The article from the New Yorker is devastating: A huge Chinese fleet, manned with at least some slave labor destroying the global squid fisheries to put calamari on the plate of US consumers.
In a deeply researched article, the authors follow calamari harvested illegally off the the coast of the Galapagos, where at least one crewman died, back to China and then on to "at least 62 American Importers" who sold on to Costco, Kroger, Safeway and others.
Obviously every industry has bad actors and not every bad act can be stopped. But the industry needs to move to a new system that prioritizes understanding the chain of custody from boat to plate. There are a lot of government, NGO and commercial efforts to address this challenge. But fundamentally, the handwritten paperwork driven by well intentioned regulations is letting bad things happen--while killing productivity.
A digital first system could help expose challenges a lot earlier and make this type of fraud much harder. To use a couple of example:
1) The Seafood Import Monitoring Program is a really well intentioned program, but the reality of just uploading documents to a government database is not helping weed out IUUs. And as of this date, squid is not covered by the program.
2) The MSC/BAP/ASC certification programs all rely on in-person monitors who show up once or twice a year. And even if we think those are effective, certification programs cover less than 40% of the worlds fisheries.
3) The complexity is huge: 80%+ of US seafood is imported. Seafood is the most traded protein in the world (3x beef). The number of products is massive (we often see 1,500+ SKUs at a mid-sized distributor).
So what are the solutions? Having worked with 100s of seafood operations, I would propose a few things.
1) Mandate digital data in near real time: Structured data like (time/location of harvest, fishing vessel, size of catch, species caught) that is then passed through the supply chain lets us find bad actors more easily. For instance, if a ship reports landing 10,000lbs, but buyers report buying 100,000lbs that should trigger a follow up.
2) Align FDA's Food Safety Modernization Act (FSMA) and the Seafood Import Monitoring Program (SIMP) so they capture the same data in the same format. Making it easier on all the participants. This includes applying a Traceability Lot Code from the beginning of the chain--even on imported products.
3) Mandate Labels with Key Information: The labeling of seafood with crayons on wet wax boxes makes it way too easy for bad actors. Some variation of shellfish tags would be a good start.
4) Lean into DNA/RNA testing: Modern tests can tell the location of a catch--if there is a good underlying database to match to. Sample testing key lots to see if the DNA matched the digital record would be highly effective in rooting out bad actors.
5) Keep it Simple and Inexpensive: Make it easy for folks to comply. This should not be a mandate that costs the entire chain.
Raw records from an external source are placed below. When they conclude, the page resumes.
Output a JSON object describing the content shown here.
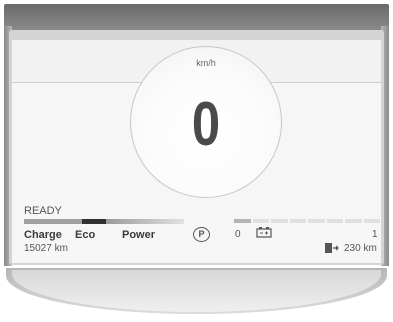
{
  "speedometer": {
    "unit": "km/h",
    "speed": "0"
  },
  "status": {
    "ready": "READY"
  },
  "power_meter": {
    "charge_label": "Charge",
    "eco_label": "Eco",
    "power_label": "Power",
    "value": "0"
  },
  "gear": {
    "park": "P"
  },
  "odometer": {
    "value": "15027 km"
  },
  "range": {
    "value": "230 km"
  },
  "battery": {
    "level": "1"
  },
  "colors": {
    "screen_bg": "#f6f6f6",
    "charge_segment": "#a0a0a0",
    "eco_segment": "#303030",
    "power_segment": "#cfcfcf"
  }
}
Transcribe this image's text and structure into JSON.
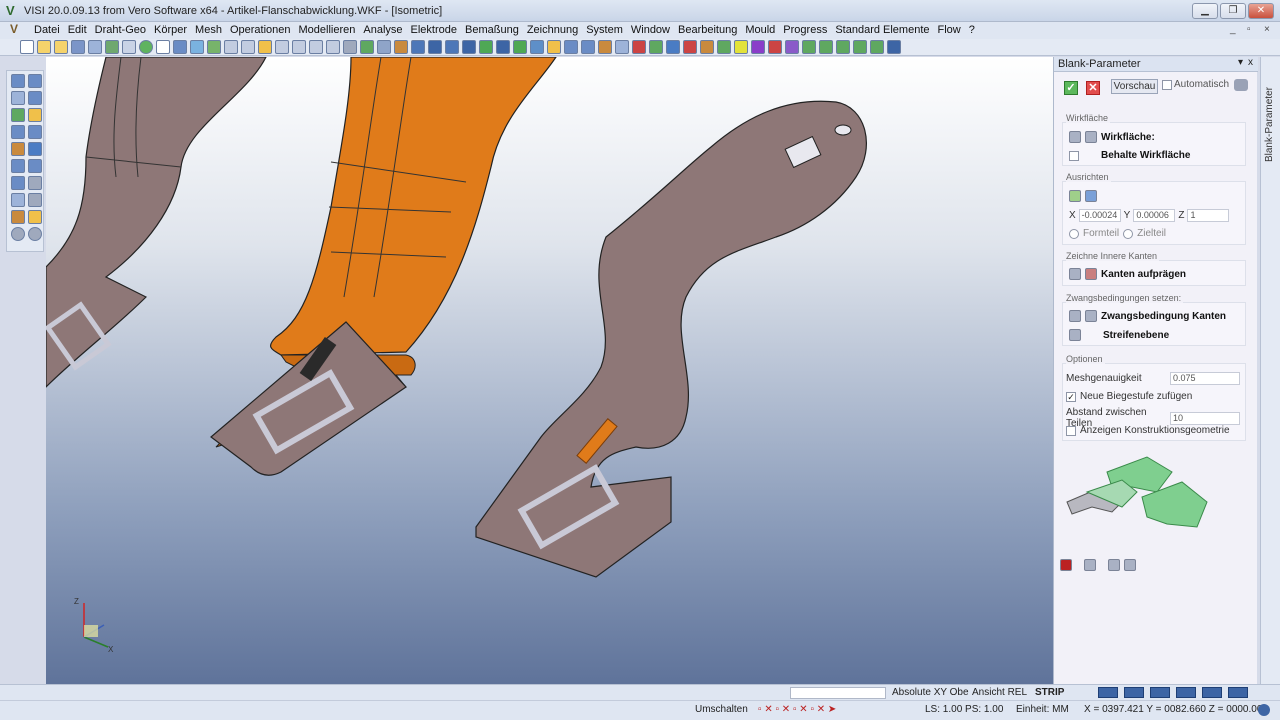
{
  "window": {
    "title": "VISI 20.0.09.13 from Vero Software x64 - Artikel-Flanschabwicklung.WKF - [Isometric]",
    "app_icon": "V",
    "controls": [
      "minimize-icon",
      "restore-icon",
      "close-icon"
    ],
    "control_glyphs": [
      "▁",
      "❐",
      "✕"
    ],
    "mdi_controls": [
      "_",
      "▫",
      "×"
    ]
  },
  "menu": {
    "logo": "V",
    "items": [
      "Datei",
      "Edit",
      "Draht-Geo",
      "Körper",
      "Mesh",
      "Operationen",
      "Modellieren",
      "Analyse",
      "Elektrode",
      "Bemaßung",
      "Zeichnung",
      "System",
      "Window",
      "Bearbeitung",
      "Mould",
      "Progress",
      "Standard Elemente",
      "Flow",
      "?"
    ]
  },
  "panel": {
    "header": "Blank-Parameter",
    "pin_glyph": "▾",
    "close_glyph": "x",
    "vertical_tab": "Blank-Parameter",
    "ok_glyph": "✓",
    "cancel_glyph": "✕",
    "vorschau": "Vorschau",
    "automatisch": "Automatisch",
    "sections": {
      "wirkflaeche": {
        "label": "Wirkfläche",
        "wirkflaeche": "Wirkfläche:",
        "behalte": "Behalte Wirkfläche"
      },
      "ausrichten": {
        "label": "Ausrichten",
        "x_label": "X",
        "x_value": "-0.00024",
        "y_label": "Y",
        "y_value": "0.00006",
        "z_label": "Z",
        "z_value": "1",
        "radio1": "Formteil",
        "radio2": "Zielteil"
      },
      "innere": {
        "label": "Zeichne Innere Kanten",
        "kanten": "Kanten aufprägen"
      },
      "zwang": {
        "label": "Zwangsbedingungen setzen:",
        "item1": "Zwangsbedingung Kanten",
        "item2": "Streifenebene"
      },
      "optionen": {
        "label": "Optionen",
        "mesh_label": "Meshgenauigkeit",
        "mesh_value": "0.075",
        "neue_biege": "Neue Biegestufe zufügen",
        "neue_biege_checked": true,
        "abstand_label": "Abstand zwischen Teilen",
        "abstand_value": "10",
        "anzeigen": "Anzeigen Konstruktionsgeometrie",
        "anzeigen_checked": false
      }
    }
  },
  "status": {
    "absolute": "Absolute XY Obe",
    "ansicht": "Ansicht REL",
    "strip": "STRIP",
    "umschalten": "Umschalten",
    "ls": "LS: 1.00 PS: 1.00",
    "einheit": "Einheit: MM",
    "coords": "X = 0397.421 Y = 0082.660 Z = 0000.000"
  },
  "axis": {
    "z": "Z",
    "x": "X"
  },
  "colors": {
    "part": "#8e7777",
    "part_edge": "#222",
    "highlight": "#e07b1a",
    "viewport_bottom": "#5f739a",
    "status_box": "#3d65a5"
  }
}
Paired with a simple system, should be a reduction of other regulatory paperwork that maybe isn't as important.
Government, NGOs and the industry all have roles to play, but we should agree that we want to cover 100% of seafood with an easy to use system that gets everyone on the same page. Stories like that above hurt the entire industry--even though the vast majority is doing the right thing.